There is no doubt that Ancestry.com has changed the way that professional and novice genealogist alike conduct at least some of their research.  It is at the very least a pit stop on the trail of tracing an ancestor down.  However in the 15 years or so that I have been using Ancestry there has developed a very disturbing trend that has potential to do great harm to the unwary.

I’m sure you will have come across the lovely green leaves that offer hints on our ancestors, these can be very helpful (or not).  However be very wary of the hints on the public family trees.  These trees can often offer trees that go back generations, far further back than you have ever managed to get… How, you wonder, has someone managed to trace a farm labourer from Lincolnshire back to 1431?  Then you look a little closer and things just don’t add up, you have babies being born after parents have died, or no citations of where they got the information from and when you check the records for that parish there is nothing.  Whats worse is I can guarantee you’ll find several like it, people will blindly copy a tree just because someone has managed to get so far back.  I understand the excitement of finding something new I really do, but please please check check and triple check the validity of what you are putting into your own tree.

Unfortunately, these mistakes aren’t just reserved for the Tudors… you may well find people arguing over your grandparent’s birthplace or date or even how many siblings they had.

Ancestry describes the database as follows:
“This database contains family trees submitted to Ancestry by users who have
indicated that their tree can be viewed by all Ancestry members. These trees can
change over time as users edit, remove, or otherwise modify the data in their trees.
You can contact the owner of the tree to get more information.”

In another document, there is the following usage hint (which I initially thought

“These trees are easy to upload, easy to copy, easy to source with bad information,
and do not include a user’s original sources or notes (the linked sources are only
those Ancestry.com databases a user individually adds to each person, a time-consuming
and error-prone process). As such they are often of poor quality, and
even those of good quality lose most of their supporting documentation upon upload
and are therefore of limited use to later researchers. In addition, as they can only be
viewed by Ancestry.com members, they are of limited use to the community as a
whole.”

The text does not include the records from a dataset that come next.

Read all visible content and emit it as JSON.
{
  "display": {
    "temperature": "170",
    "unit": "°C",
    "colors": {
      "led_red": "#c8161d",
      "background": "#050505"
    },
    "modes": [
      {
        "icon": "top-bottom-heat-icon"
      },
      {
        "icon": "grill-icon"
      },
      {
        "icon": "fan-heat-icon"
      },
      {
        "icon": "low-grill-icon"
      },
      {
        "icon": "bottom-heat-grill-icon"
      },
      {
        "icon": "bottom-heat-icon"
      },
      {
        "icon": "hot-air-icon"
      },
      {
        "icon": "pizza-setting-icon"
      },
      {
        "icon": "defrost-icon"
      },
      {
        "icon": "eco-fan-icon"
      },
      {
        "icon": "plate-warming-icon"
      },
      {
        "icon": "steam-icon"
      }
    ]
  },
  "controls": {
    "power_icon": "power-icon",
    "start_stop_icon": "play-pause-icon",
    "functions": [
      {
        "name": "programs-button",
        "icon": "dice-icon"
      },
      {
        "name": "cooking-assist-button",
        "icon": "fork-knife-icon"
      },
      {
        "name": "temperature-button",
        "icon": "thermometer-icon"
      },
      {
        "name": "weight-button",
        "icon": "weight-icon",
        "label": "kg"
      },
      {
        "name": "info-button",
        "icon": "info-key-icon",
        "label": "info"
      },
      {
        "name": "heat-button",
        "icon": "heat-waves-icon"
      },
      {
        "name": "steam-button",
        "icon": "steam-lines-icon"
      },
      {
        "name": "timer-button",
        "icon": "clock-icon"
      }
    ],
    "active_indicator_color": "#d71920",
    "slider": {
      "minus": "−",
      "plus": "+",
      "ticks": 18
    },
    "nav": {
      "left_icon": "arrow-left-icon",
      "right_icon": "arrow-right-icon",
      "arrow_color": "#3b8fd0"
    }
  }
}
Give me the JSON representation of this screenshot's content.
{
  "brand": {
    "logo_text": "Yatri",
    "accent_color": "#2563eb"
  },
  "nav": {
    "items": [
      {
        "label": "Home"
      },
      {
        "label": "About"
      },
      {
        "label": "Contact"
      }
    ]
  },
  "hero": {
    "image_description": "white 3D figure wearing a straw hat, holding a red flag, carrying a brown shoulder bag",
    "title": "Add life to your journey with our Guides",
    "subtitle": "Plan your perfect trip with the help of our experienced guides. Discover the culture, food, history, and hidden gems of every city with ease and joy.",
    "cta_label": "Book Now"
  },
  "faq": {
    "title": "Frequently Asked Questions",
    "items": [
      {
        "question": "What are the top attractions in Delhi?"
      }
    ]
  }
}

This is why many Genealogist will tell you to use with caution.  My personal stance is to avoid them completely.  By all means, use the hints, you can find all the birth, marriages and death indexes, use proper citations, and then you know your research is correct.